> [TASK DESCRIPTION]: In the data that follows, how many lines include the string "title"? Answer with the number alone.

> [DATA FOR THIS EXERCISE]:
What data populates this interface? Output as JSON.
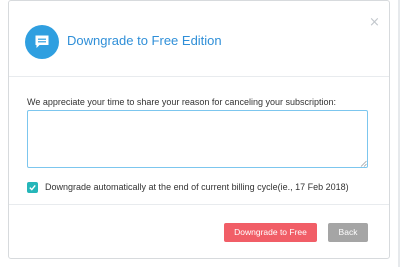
{
  "dialog": {
    "title": "Downgrade to Free Edition",
    "close_symbol": "×",
    "icons": {
      "header": "chat-bubble-icon",
      "close": "close-icon",
      "checkbox": "check-icon"
    },
    "colors": {
      "accent": "#2f9fe0",
      "title": "#2f8fd8",
      "checkbox": "#25b6b9",
      "primary_button": "#f15e67",
      "secondary_button": "#a5a5a5"
    }
  },
  "reason": {
    "prompt": "We appreciate your time to share your reason for canceling your subscription:",
    "value": "",
    "placeholder": ""
  },
  "auto_downgrade": {
    "checked": true,
    "label": "Downgrade automatically at the end of current billing cycle(ie., 17 Feb 2018)"
  },
  "actions": {
    "downgrade_label": "Downgrade to Free",
    "back_label": "Back"
  }
}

> [YOUR RESPONSE]: 2